(Problem details):
Take from the listing each line that has the string "JSON".

* * * * *

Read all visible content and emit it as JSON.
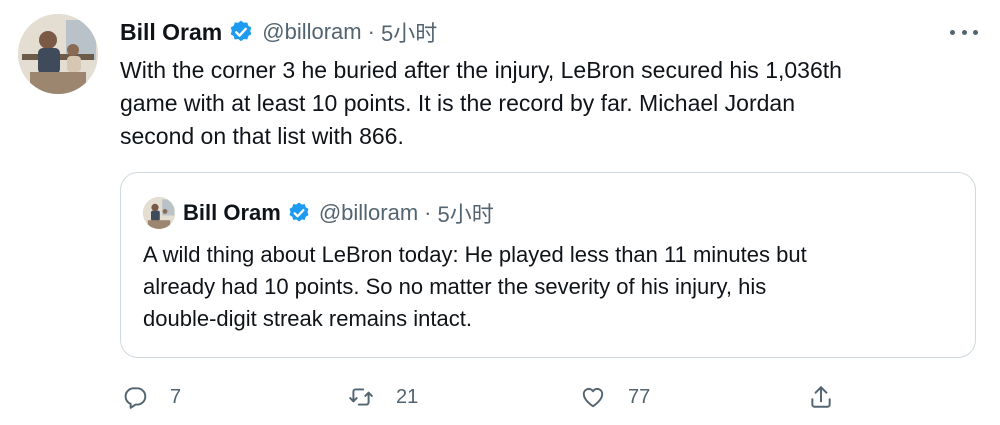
{
  "tweet": {
    "author": {
      "name": "Bill Oram",
      "handle": "@billoram",
      "separator": "·",
      "time": "5小时"
    },
    "text": "With the corner 3 he buried after the injury, LeBron secured his 1,036th\ngame with at least 10 points. It is the record by far. Michael Jordan\nsecond on that list with 866.",
    "quoted": {
      "author": {
        "name": "Bill Oram",
        "handle": "@billoram",
        "separator": "·",
        "time": "5小时"
      },
      "text": "A wild thing about LeBron today: He played less than 11 minutes but\nalready had 10 points. So no matter the severity of his injury, his\ndouble-digit streak remains intact."
    },
    "actions": {
      "reply_count": "7",
      "retweet_count": "21",
      "like_count": "77"
    }
  },
  "icons": [
    "verified-icon",
    "more-icon",
    "reply-icon",
    "retweet-icon",
    "like-icon",
    "share-icon"
  ],
  "colors": {
    "verified": "#1d9bf0",
    "secondary_text": "#536471",
    "border": "#cfd9de",
    "text": "#0f1419"
  }
}
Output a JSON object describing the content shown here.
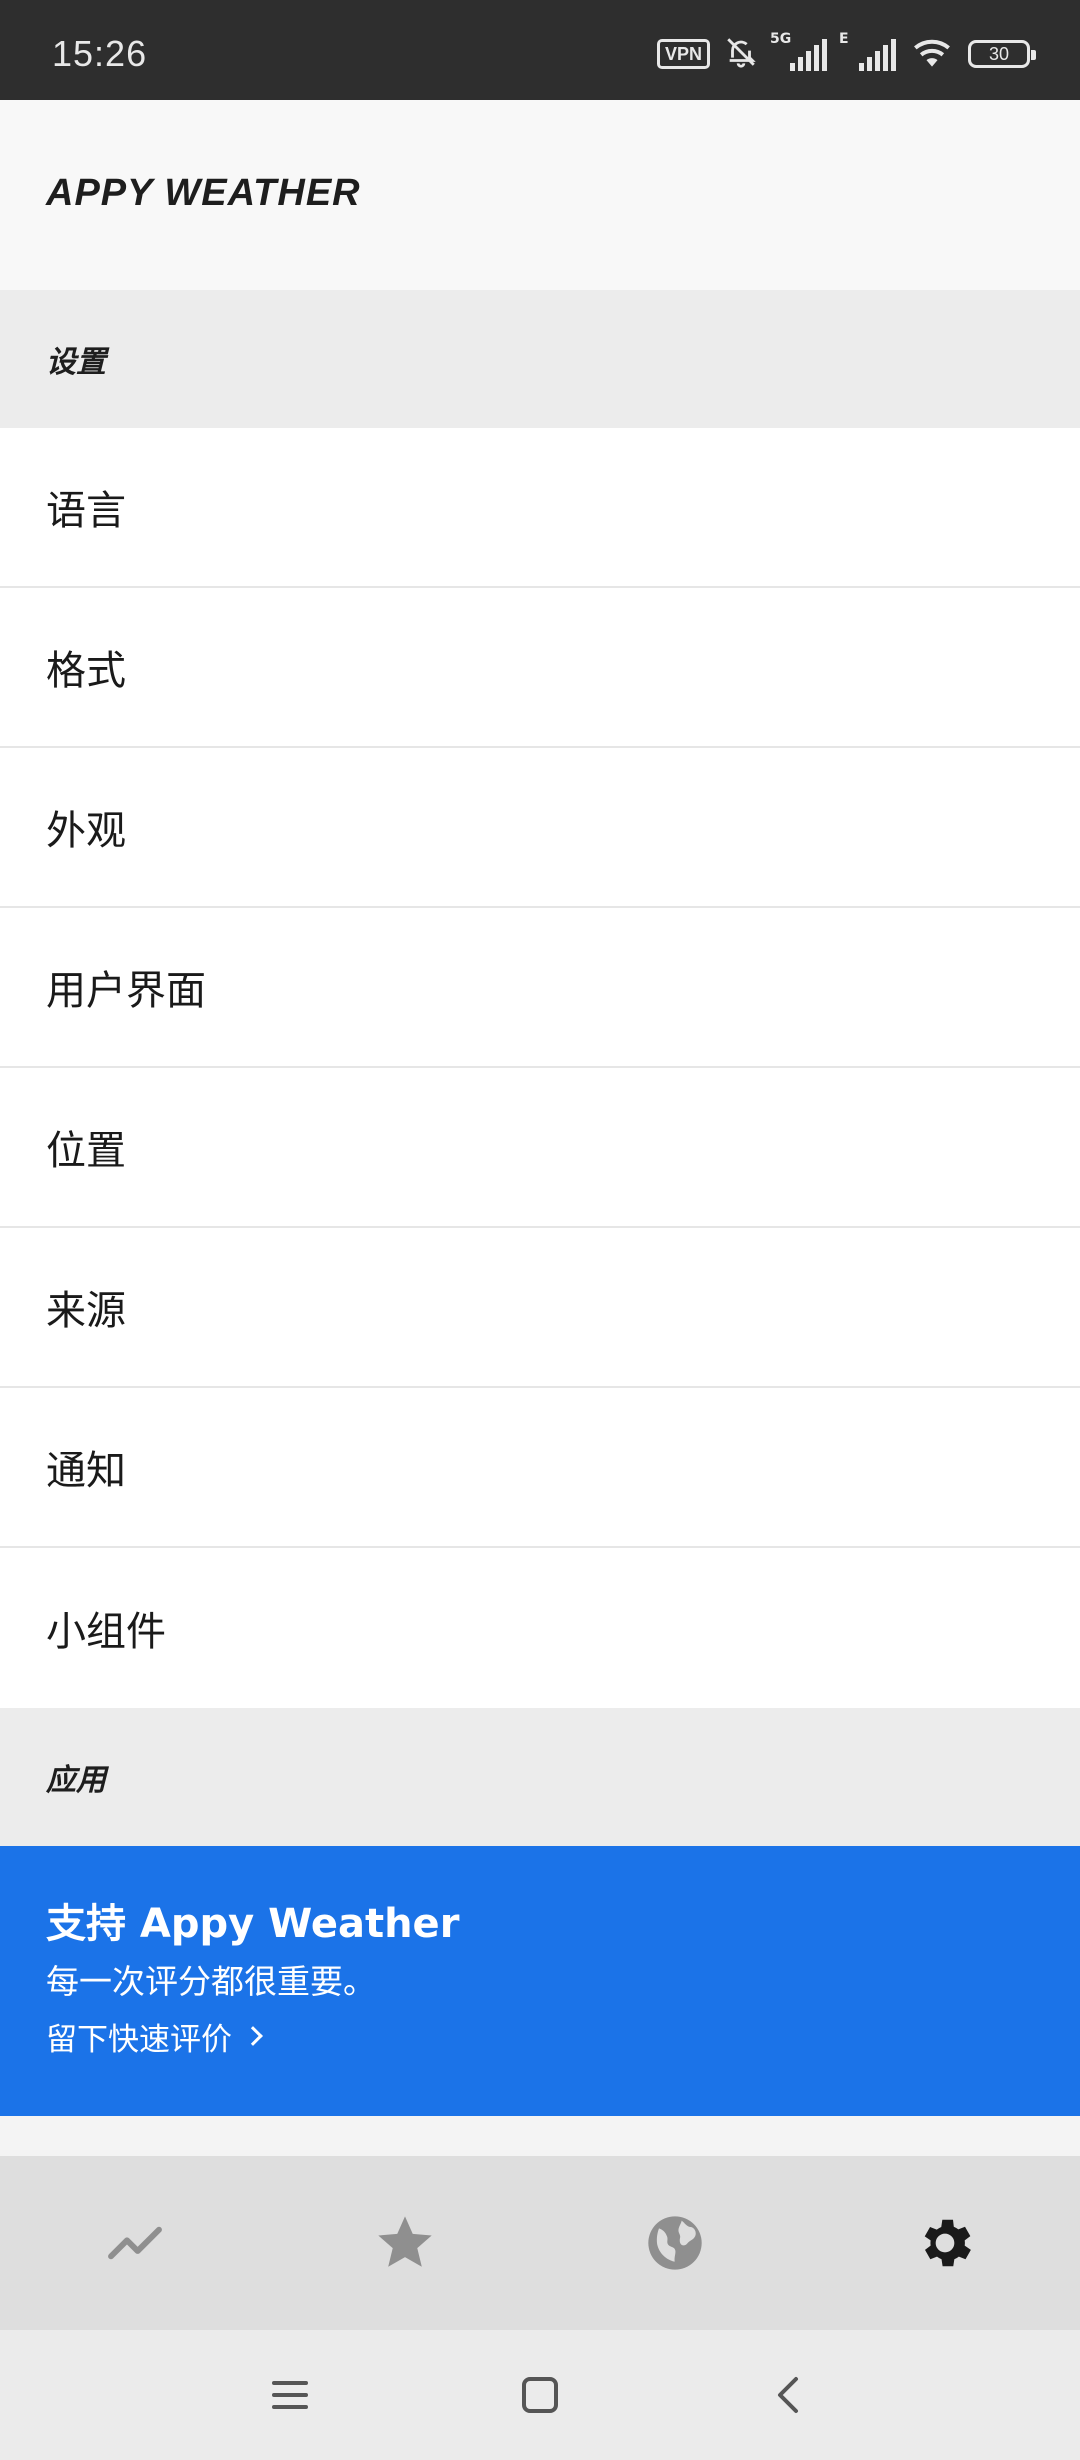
{
  "status_bar": {
    "time": "15:26",
    "vpn_label": "VPN",
    "signal1_label": "5G",
    "signal2_label": "E",
    "battery_level": "30"
  },
  "header": {
    "title": "APPY WEATHER"
  },
  "sections": {
    "settings_title": "设置",
    "app_title": "应用"
  },
  "menu": {
    "items": [
      {
        "label": "语言"
      },
      {
        "label": "格式"
      },
      {
        "label": "外观"
      },
      {
        "label": "用户界面"
      },
      {
        "label": "位置"
      },
      {
        "label": "来源"
      },
      {
        "label": "通知"
      },
      {
        "label": "小组件"
      }
    ]
  },
  "support": {
    "title": "支持 Appy Weather",
    "subtitle": "每一次评分都很重要。",
    "link": "留下快速评价"
  },
  "bottom_nav": {
    "tabs": [
      {
        "icon": "trend-icon",
        "active": false
      },
      {
        "icon": "star-icon",
        "active": false
      },
      {
        "icon": "globe-icon",
        "active": false
      },
      {
        "icon": "gear-icon",
        "active": true
      }
    ]
  },
  "colors": {
    "accent": "#1b73e8",
    "status_bar": "#2e2e2e",
    "inactive_icon": "#8f8f8f",
    "active_icon": "#1a1a1a"
  }
}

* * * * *

(Solved exercise):
Read all visible content and emit it as JSON.
Output a JSON object describing the content shown here.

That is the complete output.